Anorexia kills more people in the United States than any other mental health disorder.
One woman overcame Her battle with her eating disorder, Bulimia, by writing a book.
It started when she was a tender 13-year-old.
"I think what it came down to was just personal self worth and confidence," said Emily Estes. She battled bulemia for about 10 years and she won.
"For me it became a moment of I have to choose between life or death," Estes said.
She spent 3 months in a California treatment center for her eating disorder and time in outpatient care.
"Everytime I would go to a therapy session or my dietician, it was like they would tell me that I am what I want to be, that I deserve everything, that I am a good person. I was trying to believe that and I wanted to believe that," said Estes.
But it's the book that she created that led her to realize her self worth.
She cut out her negative thoughts by clipping sour messages in magazines and giving them a positive spin.
She called her book Affirming Me, Diminishing Ed. ED is short for eating disorder.

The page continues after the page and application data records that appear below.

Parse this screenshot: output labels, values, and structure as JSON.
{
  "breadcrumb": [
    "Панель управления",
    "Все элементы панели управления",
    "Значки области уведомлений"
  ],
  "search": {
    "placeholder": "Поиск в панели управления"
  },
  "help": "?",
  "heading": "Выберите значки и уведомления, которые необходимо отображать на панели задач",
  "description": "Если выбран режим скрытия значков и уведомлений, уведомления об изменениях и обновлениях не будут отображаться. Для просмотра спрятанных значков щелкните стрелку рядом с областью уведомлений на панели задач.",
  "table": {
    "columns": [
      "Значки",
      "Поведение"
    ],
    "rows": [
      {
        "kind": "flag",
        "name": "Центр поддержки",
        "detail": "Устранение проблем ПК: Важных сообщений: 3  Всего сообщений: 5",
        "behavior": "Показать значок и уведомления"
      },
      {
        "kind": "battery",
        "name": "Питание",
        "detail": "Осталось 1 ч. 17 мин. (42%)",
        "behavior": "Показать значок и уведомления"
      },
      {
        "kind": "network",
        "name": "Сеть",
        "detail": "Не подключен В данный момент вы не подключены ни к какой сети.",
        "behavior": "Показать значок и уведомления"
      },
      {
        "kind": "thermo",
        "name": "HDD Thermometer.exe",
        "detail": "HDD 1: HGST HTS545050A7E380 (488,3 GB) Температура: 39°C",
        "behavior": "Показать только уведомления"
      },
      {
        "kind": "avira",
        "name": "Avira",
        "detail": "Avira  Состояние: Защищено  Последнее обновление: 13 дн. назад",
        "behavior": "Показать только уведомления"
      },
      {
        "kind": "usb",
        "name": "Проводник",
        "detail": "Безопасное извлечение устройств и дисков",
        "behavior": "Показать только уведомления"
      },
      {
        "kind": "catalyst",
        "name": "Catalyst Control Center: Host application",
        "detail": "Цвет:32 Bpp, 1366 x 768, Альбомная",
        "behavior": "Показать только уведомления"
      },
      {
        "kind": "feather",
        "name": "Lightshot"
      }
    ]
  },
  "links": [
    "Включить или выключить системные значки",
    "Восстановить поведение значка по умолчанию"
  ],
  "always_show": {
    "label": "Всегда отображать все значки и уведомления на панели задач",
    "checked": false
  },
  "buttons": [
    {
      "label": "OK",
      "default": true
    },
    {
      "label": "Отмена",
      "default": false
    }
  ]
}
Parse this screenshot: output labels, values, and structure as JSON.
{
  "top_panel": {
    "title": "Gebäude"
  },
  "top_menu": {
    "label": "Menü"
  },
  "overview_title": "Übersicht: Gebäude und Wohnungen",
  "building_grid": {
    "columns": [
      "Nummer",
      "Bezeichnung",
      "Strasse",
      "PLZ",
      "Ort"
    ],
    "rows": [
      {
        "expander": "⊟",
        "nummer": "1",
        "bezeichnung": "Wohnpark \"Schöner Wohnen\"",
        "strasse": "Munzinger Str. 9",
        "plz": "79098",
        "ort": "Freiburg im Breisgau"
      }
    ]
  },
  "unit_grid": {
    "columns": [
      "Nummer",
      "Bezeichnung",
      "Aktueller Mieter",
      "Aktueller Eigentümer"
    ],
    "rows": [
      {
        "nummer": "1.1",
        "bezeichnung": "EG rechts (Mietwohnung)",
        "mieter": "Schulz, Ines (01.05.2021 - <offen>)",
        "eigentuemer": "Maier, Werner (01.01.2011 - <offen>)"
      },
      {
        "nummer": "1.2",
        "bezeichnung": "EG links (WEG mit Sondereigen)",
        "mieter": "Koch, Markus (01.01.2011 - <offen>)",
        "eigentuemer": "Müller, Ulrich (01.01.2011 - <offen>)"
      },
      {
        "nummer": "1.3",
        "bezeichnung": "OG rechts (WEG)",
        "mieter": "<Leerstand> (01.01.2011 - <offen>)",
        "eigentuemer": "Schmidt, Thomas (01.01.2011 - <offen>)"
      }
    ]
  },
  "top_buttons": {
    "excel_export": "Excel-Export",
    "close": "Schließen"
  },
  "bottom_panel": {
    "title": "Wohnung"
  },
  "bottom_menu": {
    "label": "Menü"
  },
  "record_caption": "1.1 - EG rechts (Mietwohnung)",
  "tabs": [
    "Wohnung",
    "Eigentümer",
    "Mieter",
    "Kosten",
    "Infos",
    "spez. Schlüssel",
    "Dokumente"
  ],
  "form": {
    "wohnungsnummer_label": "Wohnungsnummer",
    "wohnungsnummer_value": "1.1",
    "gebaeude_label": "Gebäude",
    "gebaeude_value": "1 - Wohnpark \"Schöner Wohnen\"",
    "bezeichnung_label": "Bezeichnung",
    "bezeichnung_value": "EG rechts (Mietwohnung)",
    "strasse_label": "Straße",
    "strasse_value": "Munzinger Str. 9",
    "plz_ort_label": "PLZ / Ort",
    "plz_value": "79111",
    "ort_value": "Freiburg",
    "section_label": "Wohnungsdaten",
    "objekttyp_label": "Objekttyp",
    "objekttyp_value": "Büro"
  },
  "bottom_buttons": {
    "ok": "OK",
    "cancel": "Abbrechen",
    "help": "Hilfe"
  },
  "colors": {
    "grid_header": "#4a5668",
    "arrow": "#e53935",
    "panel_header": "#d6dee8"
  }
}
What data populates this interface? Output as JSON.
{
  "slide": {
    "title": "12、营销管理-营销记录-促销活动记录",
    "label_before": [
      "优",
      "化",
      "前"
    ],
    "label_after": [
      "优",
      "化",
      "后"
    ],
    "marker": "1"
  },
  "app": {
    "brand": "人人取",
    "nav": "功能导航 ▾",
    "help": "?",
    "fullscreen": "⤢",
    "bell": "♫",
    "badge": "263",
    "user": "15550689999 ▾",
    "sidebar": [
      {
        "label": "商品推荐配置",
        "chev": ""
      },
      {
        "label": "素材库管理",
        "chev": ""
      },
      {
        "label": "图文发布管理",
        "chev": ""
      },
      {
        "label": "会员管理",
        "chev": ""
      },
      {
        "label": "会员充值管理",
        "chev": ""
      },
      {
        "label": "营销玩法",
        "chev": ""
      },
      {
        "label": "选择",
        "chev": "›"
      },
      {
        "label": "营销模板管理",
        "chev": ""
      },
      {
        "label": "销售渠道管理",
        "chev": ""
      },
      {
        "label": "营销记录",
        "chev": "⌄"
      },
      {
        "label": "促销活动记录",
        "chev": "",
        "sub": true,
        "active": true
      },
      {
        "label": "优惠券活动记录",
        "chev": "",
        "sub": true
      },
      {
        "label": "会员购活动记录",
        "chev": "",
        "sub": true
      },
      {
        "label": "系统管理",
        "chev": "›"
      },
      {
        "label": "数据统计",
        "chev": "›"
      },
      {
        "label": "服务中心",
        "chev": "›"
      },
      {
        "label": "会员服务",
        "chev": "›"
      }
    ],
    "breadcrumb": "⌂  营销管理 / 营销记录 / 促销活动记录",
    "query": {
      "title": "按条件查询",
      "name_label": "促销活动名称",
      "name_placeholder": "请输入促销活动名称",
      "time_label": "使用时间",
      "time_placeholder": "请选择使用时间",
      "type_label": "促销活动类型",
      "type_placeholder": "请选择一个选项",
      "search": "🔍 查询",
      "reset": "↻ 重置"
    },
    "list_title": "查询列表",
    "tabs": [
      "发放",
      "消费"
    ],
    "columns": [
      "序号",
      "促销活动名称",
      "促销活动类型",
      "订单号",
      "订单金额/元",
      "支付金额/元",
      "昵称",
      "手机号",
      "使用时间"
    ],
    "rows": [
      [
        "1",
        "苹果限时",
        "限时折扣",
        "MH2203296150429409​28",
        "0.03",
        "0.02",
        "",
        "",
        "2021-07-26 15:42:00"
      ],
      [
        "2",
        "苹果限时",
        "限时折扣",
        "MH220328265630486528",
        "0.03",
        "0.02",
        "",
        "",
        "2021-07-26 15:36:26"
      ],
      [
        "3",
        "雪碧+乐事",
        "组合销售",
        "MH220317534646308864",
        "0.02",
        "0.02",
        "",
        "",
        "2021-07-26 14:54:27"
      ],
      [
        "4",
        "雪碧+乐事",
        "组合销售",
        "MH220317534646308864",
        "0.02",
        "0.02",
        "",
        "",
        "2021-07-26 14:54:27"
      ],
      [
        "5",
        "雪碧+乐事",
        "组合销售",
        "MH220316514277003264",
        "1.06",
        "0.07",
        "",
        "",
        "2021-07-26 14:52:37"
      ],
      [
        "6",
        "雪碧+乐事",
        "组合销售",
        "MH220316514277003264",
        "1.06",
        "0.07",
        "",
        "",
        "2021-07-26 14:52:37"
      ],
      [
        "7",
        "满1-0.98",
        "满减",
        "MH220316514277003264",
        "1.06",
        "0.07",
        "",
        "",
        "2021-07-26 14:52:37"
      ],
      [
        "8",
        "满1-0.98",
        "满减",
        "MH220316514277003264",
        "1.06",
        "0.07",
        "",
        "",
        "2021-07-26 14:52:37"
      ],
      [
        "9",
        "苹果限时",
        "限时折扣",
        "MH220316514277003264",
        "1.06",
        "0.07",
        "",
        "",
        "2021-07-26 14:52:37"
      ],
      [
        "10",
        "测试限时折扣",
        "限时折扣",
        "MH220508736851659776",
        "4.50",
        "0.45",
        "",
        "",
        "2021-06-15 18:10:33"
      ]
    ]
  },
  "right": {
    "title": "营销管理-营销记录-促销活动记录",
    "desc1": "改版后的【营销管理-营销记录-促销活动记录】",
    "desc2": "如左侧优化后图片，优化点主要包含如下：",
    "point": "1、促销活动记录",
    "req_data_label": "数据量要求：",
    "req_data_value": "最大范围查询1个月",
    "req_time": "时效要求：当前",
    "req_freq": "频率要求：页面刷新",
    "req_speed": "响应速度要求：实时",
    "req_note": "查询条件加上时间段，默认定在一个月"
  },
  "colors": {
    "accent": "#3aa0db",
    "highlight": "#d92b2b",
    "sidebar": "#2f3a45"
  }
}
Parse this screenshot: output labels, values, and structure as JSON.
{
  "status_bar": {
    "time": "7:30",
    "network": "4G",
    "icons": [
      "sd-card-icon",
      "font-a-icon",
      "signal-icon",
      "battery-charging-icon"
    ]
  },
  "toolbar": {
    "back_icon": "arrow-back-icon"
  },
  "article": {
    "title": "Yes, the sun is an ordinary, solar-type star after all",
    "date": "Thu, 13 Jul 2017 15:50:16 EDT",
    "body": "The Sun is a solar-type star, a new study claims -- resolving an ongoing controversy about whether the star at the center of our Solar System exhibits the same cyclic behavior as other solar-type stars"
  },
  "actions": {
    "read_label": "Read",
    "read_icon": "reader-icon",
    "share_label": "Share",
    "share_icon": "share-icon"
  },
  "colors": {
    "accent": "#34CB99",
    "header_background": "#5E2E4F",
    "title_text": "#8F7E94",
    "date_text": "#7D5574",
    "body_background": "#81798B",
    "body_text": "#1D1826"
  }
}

She was able diminish her eating disorder, but the struggle never ends for others.
Experts say anorexia is the leading cause of death of all mental health disorders.
Bulimia and binge eating are just as life threatening say experts.
"A lot of people think that in order for an eating disorder to be life threatening, it has to be very underweight status, a very physically presentable case but that's not actually true," said Crystal Zabka Belsky, Director of the Eating Disorder Program at OMNI Behavioral Health in Omaha.
"For someone with Bulimia, there is a lot of internal damage, with Binge Eating Disorder, a lot of internal damage. So someone can present very normal on the inside and be very detrimentally ill on the inside," Zabka Belsky added.
Eating disorders could affect anyone, male and female, across any age group. Zabka Belsky said men are less likely to seek help.
"We see a lot more middle aged women in their 40's 50's we are seeing a big growth in that area. The reason being, they are people who have had eating disorders for years and years and have never sought care," Zabka Belksy said.
Estes, a second year master student studying to be a dietician at UNL hopes her words encourage others to know they deserve every tomorrow.
A candlelight vigil is taking place in honor of National Eating Disorder Awareness Week. The event will take place on Thursday, March 1st from 6 to 7 p.m. in the King of Kings Church educational center (11615 Street Omaha, Ne 68137). The event is free and open to the public.
This year's candlelight vigil will include a variety of special components including a book signing with Emily Estes.